3. Is there a such thing as too much cardio?


There can be if it’s contradictory to your goal. If you want to lose fat and add some muscle, you will have a hard time doing that if you’re still doing a ton of traditional cardio. Otherwise, it’s not that it can be too much cardio, but too much of the wrong cardio. Vary the intensities and duration of your cardio, otherwise you could be heading down a path to perceived failure or injury.


Another one of our trainers says: Yes! If you start to notice things like injuries arise, feeling too tired throughout the day, no longer seeing progress, trouble sleeping, or getting sick more often. Rest days are just as important as training days. 


4. Anything else you want to add? 


Cardio is not the only way to lose weight. It’s a part of it, but that part depends on your fitness level, experience, goals. Cardio shouldn’t be a straight line, it should be varied in both duration and intensity. 


If you do do cardio, try to make your cardio sessions fun like participating in a recreational sport.




Your workout and other fitness related goals will shape how you mix cardio and strength training into your workout. Everyone’s goals are different and how much or how little strength training or cardio depends on that goal. If your goal is to gain muscle your workout routine will look different than that of somebody else whose goal is to lose weight. Define your goals and be specific about what you want.


A typical workout schedule for someone that wants to build muscle is lifting at least three times a week, with two cardio workouts on your rest day. You don’t want to overwork yourself, so it's best to have cardio and strength training on separate days. A typical workout schedule for someone that wants to lose weight is doing a cardio workout three times a week and two strength training workouts on your off days.
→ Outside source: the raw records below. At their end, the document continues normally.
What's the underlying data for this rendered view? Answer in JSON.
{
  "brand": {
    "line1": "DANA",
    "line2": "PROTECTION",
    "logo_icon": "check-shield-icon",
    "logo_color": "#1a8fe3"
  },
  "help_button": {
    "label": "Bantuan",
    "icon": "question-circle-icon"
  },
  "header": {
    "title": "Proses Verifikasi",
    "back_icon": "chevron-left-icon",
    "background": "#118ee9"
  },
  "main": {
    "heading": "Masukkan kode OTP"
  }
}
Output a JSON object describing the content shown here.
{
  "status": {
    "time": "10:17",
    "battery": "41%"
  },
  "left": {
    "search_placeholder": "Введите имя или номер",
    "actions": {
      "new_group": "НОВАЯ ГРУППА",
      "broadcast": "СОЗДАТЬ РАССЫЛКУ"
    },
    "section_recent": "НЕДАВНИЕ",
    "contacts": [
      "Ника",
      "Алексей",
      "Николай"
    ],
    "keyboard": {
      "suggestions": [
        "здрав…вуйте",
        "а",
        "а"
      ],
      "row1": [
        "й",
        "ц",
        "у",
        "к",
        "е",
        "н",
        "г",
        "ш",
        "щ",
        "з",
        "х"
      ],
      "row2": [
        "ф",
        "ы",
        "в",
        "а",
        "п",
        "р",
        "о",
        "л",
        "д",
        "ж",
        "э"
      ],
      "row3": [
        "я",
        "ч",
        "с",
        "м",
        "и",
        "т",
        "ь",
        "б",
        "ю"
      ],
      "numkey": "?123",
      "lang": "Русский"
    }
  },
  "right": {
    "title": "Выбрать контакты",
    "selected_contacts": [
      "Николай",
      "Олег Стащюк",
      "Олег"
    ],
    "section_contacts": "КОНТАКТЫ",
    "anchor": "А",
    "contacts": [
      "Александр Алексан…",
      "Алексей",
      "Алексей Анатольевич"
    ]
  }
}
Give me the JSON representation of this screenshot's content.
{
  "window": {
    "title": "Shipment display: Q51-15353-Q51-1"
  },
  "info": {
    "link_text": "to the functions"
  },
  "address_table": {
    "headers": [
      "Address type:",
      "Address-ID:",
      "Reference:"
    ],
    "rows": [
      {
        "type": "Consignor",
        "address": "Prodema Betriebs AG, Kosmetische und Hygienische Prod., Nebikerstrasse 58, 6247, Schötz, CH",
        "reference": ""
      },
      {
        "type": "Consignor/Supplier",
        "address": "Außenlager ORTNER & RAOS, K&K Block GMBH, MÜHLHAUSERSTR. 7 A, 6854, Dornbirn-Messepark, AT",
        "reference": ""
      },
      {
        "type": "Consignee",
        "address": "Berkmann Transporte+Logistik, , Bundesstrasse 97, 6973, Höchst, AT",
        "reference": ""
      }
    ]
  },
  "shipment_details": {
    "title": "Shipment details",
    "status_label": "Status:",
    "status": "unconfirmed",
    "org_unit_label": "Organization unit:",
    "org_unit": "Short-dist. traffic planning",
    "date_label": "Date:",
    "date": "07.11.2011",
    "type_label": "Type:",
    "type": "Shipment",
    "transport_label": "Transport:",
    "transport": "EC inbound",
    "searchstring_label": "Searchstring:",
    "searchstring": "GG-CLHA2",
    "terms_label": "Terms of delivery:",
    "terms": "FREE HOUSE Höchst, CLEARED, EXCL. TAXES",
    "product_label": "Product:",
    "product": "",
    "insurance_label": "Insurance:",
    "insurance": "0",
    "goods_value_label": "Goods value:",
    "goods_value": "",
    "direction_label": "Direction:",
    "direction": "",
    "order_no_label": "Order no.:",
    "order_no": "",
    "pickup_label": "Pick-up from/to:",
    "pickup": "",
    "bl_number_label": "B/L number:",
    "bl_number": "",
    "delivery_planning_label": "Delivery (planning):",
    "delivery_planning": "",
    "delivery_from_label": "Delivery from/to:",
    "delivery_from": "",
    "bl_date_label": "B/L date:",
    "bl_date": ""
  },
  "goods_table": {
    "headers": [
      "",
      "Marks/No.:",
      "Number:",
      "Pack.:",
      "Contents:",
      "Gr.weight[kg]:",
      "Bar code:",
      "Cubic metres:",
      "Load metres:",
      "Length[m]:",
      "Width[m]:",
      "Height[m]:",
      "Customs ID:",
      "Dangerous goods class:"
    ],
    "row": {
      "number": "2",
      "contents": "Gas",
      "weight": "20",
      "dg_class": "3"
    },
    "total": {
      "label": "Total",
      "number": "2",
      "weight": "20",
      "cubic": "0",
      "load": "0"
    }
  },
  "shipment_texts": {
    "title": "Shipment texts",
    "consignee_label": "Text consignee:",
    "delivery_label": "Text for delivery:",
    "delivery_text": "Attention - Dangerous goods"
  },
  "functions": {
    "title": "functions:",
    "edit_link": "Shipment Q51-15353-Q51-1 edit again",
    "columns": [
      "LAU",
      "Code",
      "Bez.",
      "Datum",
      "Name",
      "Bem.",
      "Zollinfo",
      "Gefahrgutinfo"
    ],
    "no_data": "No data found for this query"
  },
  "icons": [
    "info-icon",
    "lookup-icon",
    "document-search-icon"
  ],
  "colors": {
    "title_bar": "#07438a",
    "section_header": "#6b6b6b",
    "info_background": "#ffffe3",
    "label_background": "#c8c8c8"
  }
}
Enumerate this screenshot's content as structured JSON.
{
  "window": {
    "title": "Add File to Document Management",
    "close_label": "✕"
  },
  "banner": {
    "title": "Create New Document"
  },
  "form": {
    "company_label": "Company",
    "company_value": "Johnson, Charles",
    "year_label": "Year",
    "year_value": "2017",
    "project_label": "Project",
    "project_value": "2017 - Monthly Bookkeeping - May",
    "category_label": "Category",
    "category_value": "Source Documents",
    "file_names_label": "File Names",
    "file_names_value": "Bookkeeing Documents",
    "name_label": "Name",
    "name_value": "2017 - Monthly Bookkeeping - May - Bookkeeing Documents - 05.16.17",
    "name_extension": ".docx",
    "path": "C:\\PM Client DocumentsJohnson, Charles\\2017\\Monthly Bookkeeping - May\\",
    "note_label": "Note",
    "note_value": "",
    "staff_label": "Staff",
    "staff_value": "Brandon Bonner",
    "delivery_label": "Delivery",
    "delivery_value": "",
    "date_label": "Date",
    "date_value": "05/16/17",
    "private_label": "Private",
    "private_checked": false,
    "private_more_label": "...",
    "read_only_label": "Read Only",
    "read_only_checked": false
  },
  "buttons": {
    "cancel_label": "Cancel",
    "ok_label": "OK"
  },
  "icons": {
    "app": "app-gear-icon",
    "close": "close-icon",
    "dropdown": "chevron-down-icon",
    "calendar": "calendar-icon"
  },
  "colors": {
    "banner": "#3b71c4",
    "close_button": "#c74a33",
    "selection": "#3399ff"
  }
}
These workouts can be personalized to your individual goals and are just an example of what is possible.

Christian Collins1 Comment